« Reply #344 on: February 12, 2014, 11:57:47 PM »
42 (2013) 71/100 - It's trots down the path of righteous formula film making, but overall, still entertains. For those who know nothing of Jackie Robinson, it may send them scampering to Wikipedia. I just wish it had a bit more depth to it, and less of the Roy Hobbs baseball epic effect. I'm usually not a big fan of Harrison Ford, and most of the reviews I've read paint him as over the top in this role, but I think he got it right for once. If you've ever heard Rickey interviewed, his mannerisms and inflections in speech are perfectly captured by Ford.

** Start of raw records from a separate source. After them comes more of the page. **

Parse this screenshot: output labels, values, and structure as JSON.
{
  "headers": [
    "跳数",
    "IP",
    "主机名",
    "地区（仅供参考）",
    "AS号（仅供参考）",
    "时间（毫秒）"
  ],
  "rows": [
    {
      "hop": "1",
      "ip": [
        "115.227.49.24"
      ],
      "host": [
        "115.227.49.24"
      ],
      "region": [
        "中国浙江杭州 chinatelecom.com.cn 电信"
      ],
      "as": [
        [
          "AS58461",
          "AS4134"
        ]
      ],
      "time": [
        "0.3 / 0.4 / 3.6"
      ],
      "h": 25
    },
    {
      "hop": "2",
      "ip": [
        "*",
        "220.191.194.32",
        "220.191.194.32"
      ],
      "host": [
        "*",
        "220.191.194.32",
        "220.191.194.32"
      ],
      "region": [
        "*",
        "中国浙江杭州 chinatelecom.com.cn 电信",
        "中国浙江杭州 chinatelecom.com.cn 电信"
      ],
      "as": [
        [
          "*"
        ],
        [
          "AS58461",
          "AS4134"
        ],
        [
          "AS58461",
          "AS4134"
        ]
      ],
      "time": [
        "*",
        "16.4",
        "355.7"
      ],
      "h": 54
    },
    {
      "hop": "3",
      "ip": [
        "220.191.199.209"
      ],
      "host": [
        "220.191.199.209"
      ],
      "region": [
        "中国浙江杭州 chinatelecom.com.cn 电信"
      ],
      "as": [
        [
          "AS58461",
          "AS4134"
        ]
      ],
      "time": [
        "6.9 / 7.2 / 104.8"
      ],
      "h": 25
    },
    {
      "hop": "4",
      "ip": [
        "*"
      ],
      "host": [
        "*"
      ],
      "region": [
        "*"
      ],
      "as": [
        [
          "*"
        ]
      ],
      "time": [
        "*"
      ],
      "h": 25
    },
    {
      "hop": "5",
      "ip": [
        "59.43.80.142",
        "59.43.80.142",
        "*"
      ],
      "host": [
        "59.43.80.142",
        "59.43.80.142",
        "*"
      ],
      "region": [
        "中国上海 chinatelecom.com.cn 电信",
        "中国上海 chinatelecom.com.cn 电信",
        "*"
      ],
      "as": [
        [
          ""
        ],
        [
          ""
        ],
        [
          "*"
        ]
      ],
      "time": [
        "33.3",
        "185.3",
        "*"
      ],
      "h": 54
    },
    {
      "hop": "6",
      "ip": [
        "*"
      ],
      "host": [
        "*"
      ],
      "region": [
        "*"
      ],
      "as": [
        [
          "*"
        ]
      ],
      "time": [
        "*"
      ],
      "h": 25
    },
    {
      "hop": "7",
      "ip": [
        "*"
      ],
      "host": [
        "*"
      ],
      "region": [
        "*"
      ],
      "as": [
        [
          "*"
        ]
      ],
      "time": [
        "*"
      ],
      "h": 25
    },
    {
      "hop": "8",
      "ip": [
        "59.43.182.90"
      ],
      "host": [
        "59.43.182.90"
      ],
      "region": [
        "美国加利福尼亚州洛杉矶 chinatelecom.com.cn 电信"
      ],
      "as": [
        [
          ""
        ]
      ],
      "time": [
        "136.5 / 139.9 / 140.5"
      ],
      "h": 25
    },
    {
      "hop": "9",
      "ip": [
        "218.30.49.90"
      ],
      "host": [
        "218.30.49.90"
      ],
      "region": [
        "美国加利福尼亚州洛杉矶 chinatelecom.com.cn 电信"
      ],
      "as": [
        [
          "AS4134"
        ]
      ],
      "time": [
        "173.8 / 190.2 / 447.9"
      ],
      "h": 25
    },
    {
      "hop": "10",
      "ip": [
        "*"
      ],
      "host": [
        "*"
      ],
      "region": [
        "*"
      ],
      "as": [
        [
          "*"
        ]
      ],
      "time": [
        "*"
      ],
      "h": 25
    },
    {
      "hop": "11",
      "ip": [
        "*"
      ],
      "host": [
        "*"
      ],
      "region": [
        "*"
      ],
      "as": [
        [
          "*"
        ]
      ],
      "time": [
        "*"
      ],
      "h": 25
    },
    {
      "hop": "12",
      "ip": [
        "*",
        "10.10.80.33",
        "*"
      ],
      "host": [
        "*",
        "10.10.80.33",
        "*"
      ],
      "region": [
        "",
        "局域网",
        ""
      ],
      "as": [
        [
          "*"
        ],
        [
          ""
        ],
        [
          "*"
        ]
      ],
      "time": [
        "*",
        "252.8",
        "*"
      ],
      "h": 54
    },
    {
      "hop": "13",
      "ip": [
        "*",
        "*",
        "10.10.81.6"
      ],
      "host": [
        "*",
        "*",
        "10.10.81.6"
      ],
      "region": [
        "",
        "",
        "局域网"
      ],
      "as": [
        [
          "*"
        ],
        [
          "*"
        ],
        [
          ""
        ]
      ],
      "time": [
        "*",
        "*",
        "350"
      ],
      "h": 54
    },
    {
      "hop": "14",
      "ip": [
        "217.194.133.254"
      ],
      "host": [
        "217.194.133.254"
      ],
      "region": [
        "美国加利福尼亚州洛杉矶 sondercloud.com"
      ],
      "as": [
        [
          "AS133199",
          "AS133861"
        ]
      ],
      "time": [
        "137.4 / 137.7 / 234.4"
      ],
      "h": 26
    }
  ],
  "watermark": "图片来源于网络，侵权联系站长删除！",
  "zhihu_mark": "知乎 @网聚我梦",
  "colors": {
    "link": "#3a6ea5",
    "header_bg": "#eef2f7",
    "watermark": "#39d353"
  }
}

What the color coding means...

Teal = Masterpiece
Dark Green = Classic or someday will be
Lime Green = A good, entertaining film
Orange = Average
Red = Cinemuck
Brown = The color of crap, which this film is